- Opening Delimiter -

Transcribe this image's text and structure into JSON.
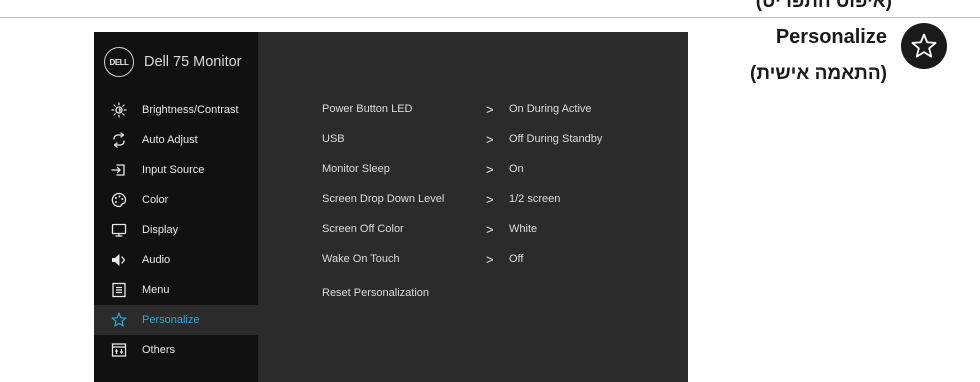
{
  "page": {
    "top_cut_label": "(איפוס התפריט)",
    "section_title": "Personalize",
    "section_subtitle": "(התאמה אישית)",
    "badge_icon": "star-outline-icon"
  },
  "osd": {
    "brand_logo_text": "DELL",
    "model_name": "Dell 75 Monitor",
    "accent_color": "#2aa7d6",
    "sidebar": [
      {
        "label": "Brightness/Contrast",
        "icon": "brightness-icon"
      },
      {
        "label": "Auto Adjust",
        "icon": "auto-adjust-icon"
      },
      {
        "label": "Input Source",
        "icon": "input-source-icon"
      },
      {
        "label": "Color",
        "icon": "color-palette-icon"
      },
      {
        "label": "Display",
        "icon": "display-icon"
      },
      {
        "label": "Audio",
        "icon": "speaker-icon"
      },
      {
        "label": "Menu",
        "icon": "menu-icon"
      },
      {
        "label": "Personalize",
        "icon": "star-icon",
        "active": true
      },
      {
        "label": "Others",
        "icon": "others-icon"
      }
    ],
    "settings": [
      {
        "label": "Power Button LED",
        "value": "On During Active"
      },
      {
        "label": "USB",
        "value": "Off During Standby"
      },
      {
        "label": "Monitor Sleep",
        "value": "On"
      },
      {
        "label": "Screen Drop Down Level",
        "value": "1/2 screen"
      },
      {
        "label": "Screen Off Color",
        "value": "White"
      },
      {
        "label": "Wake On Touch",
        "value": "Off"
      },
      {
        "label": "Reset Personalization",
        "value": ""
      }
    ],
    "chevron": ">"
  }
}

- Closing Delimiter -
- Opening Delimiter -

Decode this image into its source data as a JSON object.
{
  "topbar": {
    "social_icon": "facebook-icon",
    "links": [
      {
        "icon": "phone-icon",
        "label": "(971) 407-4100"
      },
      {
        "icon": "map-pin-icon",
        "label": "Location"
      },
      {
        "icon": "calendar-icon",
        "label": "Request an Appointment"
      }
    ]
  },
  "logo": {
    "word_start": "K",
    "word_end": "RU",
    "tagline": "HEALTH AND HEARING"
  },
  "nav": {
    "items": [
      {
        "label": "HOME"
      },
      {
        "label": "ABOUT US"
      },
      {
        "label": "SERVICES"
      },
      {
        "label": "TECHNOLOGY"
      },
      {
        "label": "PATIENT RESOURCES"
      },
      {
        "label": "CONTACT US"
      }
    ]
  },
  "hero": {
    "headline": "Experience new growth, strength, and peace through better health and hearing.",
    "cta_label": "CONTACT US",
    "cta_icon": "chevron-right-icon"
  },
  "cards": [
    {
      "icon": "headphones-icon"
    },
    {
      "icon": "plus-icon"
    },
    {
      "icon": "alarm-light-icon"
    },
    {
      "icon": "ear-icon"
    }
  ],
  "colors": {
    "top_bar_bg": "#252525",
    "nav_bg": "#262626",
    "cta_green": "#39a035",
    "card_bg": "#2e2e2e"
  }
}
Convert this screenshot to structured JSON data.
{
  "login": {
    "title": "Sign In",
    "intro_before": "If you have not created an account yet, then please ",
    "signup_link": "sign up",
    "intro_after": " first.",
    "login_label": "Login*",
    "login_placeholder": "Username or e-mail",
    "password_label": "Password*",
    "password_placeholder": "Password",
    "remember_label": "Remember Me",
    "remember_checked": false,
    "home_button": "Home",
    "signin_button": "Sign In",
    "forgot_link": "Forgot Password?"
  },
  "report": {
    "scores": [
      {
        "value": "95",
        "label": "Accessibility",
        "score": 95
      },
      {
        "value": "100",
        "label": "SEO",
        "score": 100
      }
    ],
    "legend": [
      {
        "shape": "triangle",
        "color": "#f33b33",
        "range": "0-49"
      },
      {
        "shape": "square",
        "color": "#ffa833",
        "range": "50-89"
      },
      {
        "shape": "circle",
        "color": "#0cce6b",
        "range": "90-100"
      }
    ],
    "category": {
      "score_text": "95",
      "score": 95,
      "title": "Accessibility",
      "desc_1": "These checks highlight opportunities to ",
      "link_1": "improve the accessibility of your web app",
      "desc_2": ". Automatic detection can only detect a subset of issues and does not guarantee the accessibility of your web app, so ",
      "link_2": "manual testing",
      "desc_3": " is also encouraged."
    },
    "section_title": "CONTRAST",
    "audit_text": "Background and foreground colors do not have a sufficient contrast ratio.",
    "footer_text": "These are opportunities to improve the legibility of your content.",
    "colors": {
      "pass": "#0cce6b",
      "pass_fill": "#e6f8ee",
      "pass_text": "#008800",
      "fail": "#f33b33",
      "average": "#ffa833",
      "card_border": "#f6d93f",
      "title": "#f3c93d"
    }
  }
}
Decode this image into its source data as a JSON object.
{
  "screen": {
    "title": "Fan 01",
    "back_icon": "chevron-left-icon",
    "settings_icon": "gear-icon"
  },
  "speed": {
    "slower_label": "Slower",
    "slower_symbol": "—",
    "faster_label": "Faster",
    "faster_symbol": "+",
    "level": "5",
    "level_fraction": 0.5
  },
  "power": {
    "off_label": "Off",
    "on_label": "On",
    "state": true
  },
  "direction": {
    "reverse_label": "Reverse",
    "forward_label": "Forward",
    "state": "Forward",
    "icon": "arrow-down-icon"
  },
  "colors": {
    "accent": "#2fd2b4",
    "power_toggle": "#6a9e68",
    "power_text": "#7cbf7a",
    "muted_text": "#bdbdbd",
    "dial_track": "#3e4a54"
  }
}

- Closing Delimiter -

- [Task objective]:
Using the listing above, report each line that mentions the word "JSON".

- [Output for this exercise]:
Transcribe this image's text and structure into JSON.
Decode this image into its source data as a JSON object.
Convert this screenshot to structured JSON data.
Decode this image into its source data as a JSON object.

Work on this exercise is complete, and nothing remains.